Nicholas is an associate in the Litigation Department, specializing in commercial, international, regulatory and public law dispute resolution.

Prior to joining Proskauer, Nicholas served as judicial assistant (law clerk) to Lord Dyson MR on appeals before the UK Court of Appeal and Supreme Court. He has worked at top tier commercial firms in London and Melbourne, on large scale commercial litigation, arbitration and regulatory matters. He has also worked in disputes roles at the UK Government Legal Department and the North Australian Aboriginal Justice Agency.

Nicholas is expected to complete a PhD in law from the University of Cambridge in 2020. He earned an LLM from the London School of Economics and Political Science in 2016, where he was awarded the prizes for top student in public international law at LSE and between the six University of London law schools. Nicholas also holds Bachelor degrees in arts and law (Hons) from the University of Melbourne.

One driver for the first widely adopted cryptocurrency Bitcoin was to create a store of value that existed outside of government control. It is therefore no surprise that attempts to regulate the rapidly developing crypto asset market have required great efforts from regulators and legislators around the world to keep apace.

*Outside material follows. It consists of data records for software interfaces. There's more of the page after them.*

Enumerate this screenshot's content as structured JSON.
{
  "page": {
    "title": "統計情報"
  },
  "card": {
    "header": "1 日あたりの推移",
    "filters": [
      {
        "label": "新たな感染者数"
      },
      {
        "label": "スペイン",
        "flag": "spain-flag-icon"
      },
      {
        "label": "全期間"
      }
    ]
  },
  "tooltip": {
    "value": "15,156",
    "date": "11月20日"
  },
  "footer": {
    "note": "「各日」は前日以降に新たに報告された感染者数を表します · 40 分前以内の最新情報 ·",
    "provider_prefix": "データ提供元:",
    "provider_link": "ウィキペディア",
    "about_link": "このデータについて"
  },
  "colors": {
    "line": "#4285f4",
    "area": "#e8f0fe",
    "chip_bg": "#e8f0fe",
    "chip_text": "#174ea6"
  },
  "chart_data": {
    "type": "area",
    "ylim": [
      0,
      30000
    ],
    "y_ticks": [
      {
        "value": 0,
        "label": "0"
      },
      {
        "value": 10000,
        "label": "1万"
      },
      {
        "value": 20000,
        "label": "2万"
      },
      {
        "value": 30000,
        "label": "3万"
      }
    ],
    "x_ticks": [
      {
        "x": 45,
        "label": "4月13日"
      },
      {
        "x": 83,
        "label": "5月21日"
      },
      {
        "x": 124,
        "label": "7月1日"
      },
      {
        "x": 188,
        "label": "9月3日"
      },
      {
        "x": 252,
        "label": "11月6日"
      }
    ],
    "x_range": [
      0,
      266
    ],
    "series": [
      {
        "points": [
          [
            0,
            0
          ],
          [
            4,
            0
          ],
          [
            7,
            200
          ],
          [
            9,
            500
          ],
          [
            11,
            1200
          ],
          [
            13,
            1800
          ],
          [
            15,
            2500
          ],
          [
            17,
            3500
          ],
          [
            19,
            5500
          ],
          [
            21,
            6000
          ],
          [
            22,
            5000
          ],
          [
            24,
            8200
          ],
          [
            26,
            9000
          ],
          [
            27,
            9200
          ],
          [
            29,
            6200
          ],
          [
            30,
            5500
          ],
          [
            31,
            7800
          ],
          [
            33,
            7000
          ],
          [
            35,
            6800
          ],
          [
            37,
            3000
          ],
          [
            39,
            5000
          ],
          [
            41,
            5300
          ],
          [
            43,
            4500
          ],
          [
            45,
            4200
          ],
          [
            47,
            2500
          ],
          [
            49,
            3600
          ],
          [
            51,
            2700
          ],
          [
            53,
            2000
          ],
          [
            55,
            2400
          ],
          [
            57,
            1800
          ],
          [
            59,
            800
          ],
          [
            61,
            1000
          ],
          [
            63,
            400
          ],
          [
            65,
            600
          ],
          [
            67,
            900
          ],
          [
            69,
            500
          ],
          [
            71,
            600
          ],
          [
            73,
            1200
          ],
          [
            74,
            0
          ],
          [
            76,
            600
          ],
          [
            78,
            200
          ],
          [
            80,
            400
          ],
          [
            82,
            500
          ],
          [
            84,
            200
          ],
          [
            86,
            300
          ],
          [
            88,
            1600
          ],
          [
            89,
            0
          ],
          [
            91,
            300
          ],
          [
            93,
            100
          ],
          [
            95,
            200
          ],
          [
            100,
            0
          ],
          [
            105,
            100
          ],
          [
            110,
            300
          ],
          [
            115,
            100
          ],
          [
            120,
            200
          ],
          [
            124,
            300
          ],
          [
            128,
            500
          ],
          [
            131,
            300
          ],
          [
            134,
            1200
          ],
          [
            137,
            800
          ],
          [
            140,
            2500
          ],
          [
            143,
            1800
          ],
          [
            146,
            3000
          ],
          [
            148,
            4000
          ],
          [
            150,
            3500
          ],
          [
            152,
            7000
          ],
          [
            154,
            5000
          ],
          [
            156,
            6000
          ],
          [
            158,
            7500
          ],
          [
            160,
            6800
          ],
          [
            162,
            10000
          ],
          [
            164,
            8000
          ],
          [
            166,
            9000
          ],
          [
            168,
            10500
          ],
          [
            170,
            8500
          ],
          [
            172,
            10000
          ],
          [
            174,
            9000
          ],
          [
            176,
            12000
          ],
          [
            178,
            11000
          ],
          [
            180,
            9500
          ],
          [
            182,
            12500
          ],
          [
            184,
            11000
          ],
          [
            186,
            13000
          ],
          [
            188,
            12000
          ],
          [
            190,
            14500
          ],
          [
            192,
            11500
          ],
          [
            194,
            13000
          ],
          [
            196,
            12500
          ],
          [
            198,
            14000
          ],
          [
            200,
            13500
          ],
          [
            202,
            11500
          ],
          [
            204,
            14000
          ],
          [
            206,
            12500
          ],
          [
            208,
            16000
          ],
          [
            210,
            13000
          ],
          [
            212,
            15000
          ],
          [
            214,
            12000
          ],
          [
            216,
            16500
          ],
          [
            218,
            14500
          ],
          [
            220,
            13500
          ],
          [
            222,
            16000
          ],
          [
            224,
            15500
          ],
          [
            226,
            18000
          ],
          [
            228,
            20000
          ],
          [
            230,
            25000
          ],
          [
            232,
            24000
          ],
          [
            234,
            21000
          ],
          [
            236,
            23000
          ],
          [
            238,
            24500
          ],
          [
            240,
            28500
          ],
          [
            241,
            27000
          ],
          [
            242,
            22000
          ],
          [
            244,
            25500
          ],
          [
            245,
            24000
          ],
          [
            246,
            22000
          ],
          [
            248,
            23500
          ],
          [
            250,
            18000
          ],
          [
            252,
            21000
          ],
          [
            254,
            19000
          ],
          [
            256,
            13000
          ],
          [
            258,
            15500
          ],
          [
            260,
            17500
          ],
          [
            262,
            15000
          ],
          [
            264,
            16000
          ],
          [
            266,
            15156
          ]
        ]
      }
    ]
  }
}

In this blog, we compare key drivers and results of the regulatory approach being taken in the US and UK. While the U.S. is leading the way on the enforcement of crypto regulations, the UK has taken greater steps in relation to banking approvals. With regard to tax treatment, the position is becoming much clearer in both jurisdictions.

First though, is there even “an” approach within each country?